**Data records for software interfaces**
++++

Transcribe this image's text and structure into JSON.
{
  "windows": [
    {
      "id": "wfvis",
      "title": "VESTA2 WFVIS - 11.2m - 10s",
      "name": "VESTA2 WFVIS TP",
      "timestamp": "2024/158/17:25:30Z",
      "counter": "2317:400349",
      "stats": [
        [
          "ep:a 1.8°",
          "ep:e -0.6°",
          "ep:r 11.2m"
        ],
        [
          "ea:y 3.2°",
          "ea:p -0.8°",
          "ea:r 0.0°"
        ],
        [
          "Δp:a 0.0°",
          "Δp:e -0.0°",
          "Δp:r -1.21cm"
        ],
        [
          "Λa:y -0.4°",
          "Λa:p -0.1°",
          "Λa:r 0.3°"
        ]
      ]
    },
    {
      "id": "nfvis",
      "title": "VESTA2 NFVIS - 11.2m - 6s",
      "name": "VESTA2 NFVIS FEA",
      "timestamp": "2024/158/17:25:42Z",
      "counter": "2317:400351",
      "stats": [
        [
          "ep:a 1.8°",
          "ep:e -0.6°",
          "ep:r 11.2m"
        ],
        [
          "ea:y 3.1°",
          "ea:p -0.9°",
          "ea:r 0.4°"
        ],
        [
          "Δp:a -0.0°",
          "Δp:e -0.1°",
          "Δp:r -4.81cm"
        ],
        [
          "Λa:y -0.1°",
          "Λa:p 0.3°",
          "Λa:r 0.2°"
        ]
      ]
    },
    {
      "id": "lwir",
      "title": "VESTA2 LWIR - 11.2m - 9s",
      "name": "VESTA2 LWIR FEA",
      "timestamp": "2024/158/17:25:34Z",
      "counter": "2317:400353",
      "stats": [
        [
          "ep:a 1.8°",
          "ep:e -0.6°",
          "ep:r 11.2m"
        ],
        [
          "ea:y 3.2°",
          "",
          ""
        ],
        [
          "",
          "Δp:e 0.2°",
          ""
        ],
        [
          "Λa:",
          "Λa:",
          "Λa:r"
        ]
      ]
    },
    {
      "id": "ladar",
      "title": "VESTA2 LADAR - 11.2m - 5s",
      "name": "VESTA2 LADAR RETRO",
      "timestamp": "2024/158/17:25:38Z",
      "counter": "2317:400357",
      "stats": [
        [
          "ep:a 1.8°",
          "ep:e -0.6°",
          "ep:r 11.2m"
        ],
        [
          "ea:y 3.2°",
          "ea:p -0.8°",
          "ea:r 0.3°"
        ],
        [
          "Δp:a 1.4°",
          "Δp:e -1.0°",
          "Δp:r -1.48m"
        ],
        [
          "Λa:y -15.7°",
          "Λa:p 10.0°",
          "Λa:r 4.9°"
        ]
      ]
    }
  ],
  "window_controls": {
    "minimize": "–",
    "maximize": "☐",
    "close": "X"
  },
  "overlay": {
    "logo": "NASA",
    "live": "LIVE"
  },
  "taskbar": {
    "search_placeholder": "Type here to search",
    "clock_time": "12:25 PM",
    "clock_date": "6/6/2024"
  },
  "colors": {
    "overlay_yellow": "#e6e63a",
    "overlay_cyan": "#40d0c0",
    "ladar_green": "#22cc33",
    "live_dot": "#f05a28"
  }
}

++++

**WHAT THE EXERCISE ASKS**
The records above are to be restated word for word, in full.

**SOLUTION FOR THIS EXERCISE**
Transcribe this image's text and structure into JSON.
{
  "windows": [
    {
      "id": "wfvis",
      "title": "VESTA2 WFVIS - 11.2m - 10s",
      "name": "VESTA2 WFVIS TP",
      "timestamp": "2024/158/17:25:30Z",
      "counter": "2317:400349",
      "stats": [
        [
          "ep:a 1.8°",
          "ep:e -0.6°",
          "ep:r 11.2m"
        ],
        [
          "ea:y 3.2°",
          "ea:p -0.8°",
          "ea:r 0.0°"
        ],
        [
          "Δp:a 0.0°",
          "Δp:e -0.0°",
          "Δp:r -1.21cm"
        ],
        [
          "Λa:y -0.4°",
          "Λa:p -0.1°",
          "Λa:r 0.3°"
        ]
      ]
    },
    {
      "id": "nfvis",
      "title": "VESTA2 NFVIS - 11.2m - 6s",
      "name": "VESTA2 NFVIS FEA",
      "timestamp": "2024/158/17:25:42Z",
      "counter": "2317:400351",
      "stats": [
        [
          "ep:a 1.8°",
          "ep:e -0.6°",
          "ep:r 11.2m"
        ],
        [
          "ea:y 3.1°",
          "ea:p -0.9°",
          "ea:r 0.4°"
        ],
        [
          "Δp:a -0.0°",
          "Δp:e -0.1°",
          "Δp:r -4.81cm"
        ],
        [
          "Λa:y -0.1°",
          "Λa:p 0.3°",
          "Λa:r 0.2°"
        ]
      ]
    },
    {
      "id": "lwir",
      "title": "VESTA2 LWIR - 11.2m - 9s",
      "name": "VESTA2 LWIR FEA",
      "timestamp": "2024/158/17:25:34Z",
      "counter": "2317:400353",
      "stats": [
        [
          "ep:a 1.8°",
          "ep:e -0.6°",
          "ep:r 11.2m"
        ],
        [
          "ea:y 3.2°",
          "",
          ""
        ],
        [
          "",
          "Δp:e 0.2°",
          ""
        ],
        [
          "Λa:",
          "Λa:",
          "Λa:r"
        ]
      ]
    },
    {
      "id": "ladar",
      "title": "VESTA2 LADAR - 11.2m - 5s",
      "name": "VESTA2 LADAR RETRO",
      "timestamp": "2024/158/17:25:38Z",
      "counter": "2317:400357",
      "stats": [
        [
          "ep:a 1.8°",
          "ep:e -0.6°",
          "ep:r 11.2m"
        ],
        [
          "ea:y 3.2°",
          "ea:p -0.8°",
          "ea:r 0.3°"
        ],
        [
          "Δp:a 1.4°",
          "Δp:e -1.0°",
          "Δp:r -1.48m"
        ],
        [
          "Λa:y -15.7°",
          "Λa:p 10.0°",
          "Λa:r 4.9°"
        ]
      ]
    }
  ],
  "window_controls": {
    "minimize": "–",
    "maximize": "☐",
    "close": "X"
  },
  "overlay": {
    "logo": "NASA",
    "live": "LIVE"
  },
  "taskbar": {
    "search_placeholder": "Type here to search",
    "clock_time": "12:25 PM",
    "clock_date": "6/6/2024"
  },
  "colors": {
    "overlay_yellow": "#e6e63a",
    "overlay_cyan": "#40d0c0",
    "ladar_green": "#22cc33",
    "live_dot": "#f05a28"
  }
}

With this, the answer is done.